Musical instruments are mentioned in some of China’s earliest legends. Those mentioned include: drums, chimes, bells, xiao flutes, guan pipes, xun (a wind instrument made of clay), chi flutes, sheng panpipes, zithers, and psalteries. Although these stories are inevitably mixed with apocryphal elements, archaeological discovery of prehistoric musical instruments does show that these instruments existed in earliest times. Take the “bone pipe” dated from 8,000 to 9,000 years ago as an example: twenty-one bone pipes were unearthed at a burial site in Jiahu village, Wuyang county, Henan province. There were all made from the ulnae of cranes; many of them had seven holes drilled into them. They are currently the earliest musical instruments so far discovered. This fact shows that music in ancient China had already reached a high level of development.

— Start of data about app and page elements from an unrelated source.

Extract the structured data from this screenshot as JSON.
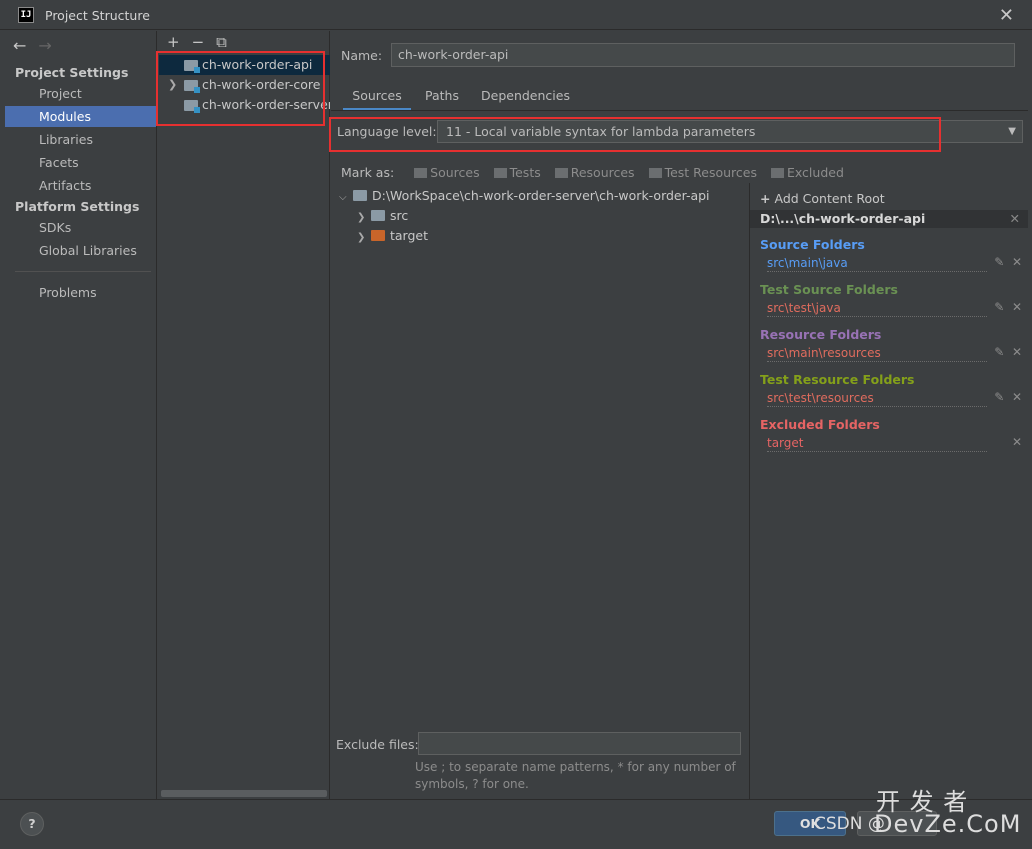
{
  "window": {
    "title": "Project Structure",
    "app_icon": "IJ"
  },
  "nav": {
    "project_settings": "Project Settings",
    "items_project": [
      {
        "label": "Project"
      },
      {
        "label": "Modules"
      },
      {
        "label": "Libraries"
      },
      {
        "label": "Facets"
      },
      {
        "label": "Artifacts"
      }
    ],
    "platform_settings": "Platform Settings",
    "items_platform": [
      {
        "label": "SDKs"
      },
      {
        "label": "Global Libraries"
      }
    ],
    "problems": "Problems",
    "selected": "Modules"
  },
  "modules": {
    "list": [
      {
        "name": "ch-work-order-api"
      },
      {
        "name": "ch-work-order-core"
      },
      {
        "name": "ch-work-order-server"
      }
    ]
  },
  "main": {
    "name_label": "Name:",
    "name_value": "ch-work-order-api",
    "tabs": [
      {
        "label": "Sources"
      },
      {
        "label": "Paths"
      },
      {
        "label": "Dependencies"
      }
    ],
    "language_label": "Language level:",
    "language_value": "11 - Local variable syntax for lambda parameters",
    "mark_as": {
      "label": "Mark as:",
      "options": [
        "Sources",
        "Tests",
        "Resources",
        "Test Resources",
        "Excluded"
      ]
    },
    "tree": {
      "root": "D:\\WorkSpace\\ch-work-order-server\\ch-work-order-api",
      "children": [
        "src",
        "target"
      ]
    },
    "exclude_label": "Exclude files:",
    "exclude_value": "",
    "exclude_help": "Use ; to separate name patterns, * for any number of symbols, ? for one."
  },
  "roots": {
    "add_label": "Add Content Root",
    "root_path": "D:\\...\\ch-work-order-api",
    "groups": [
      {
        "title": "Source Folders",
        "path": "src\\main\\java"
      },
      {
        "title": "Test Source Folders",
        "path": "src\\test\\java"
      },
      {
        "title": "Resource Folders",
        "path": "src\\main\\resources"
      },
      {
        "title": "Test Resource Folders",
        "path": "src\\test\\resources"
      },
      {
        "title": "Excluded Folders",
        "path": "target"
      }
    ]
  },
  "footer": {
    "help": "?",
    "ok": "OK",
    "watermark_left": "CSDN @",
    "watermark_cn": "开 发 者",
    "watermark_site": "DevZe.CoM"
  },
  "colors": {
    "selection": "#4b6eaf",
    "highlight_box": "#e63030",
    "source": "#589df6",
    "test": "#6a9153",
    "resource": "#9872b5",
    "test_resource": "#84a01a",
    "excluded": "#e56464"
  }
}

The “Yue Ji” (Notes on music) in Li ji (Book of rites) says: “Music represents the harmony of heaven and earth; the rites represent the order of heaven and earth.” Order and harmony are two of the most important concepts in Chinese civilization and the core of the system of rites and music. Music, it was felt, could make one’s mind sober, open, and uncontaminated. Through rites, music, and art, the state could bring peace, cultivate good customs and obedience among the people. This mellow and rich music with such a long history carries with it the teachings of loyalty, filial piety, benevolence, propriety, and faithfulness. It also represents the ancients’ unswerving humanistic pursuits.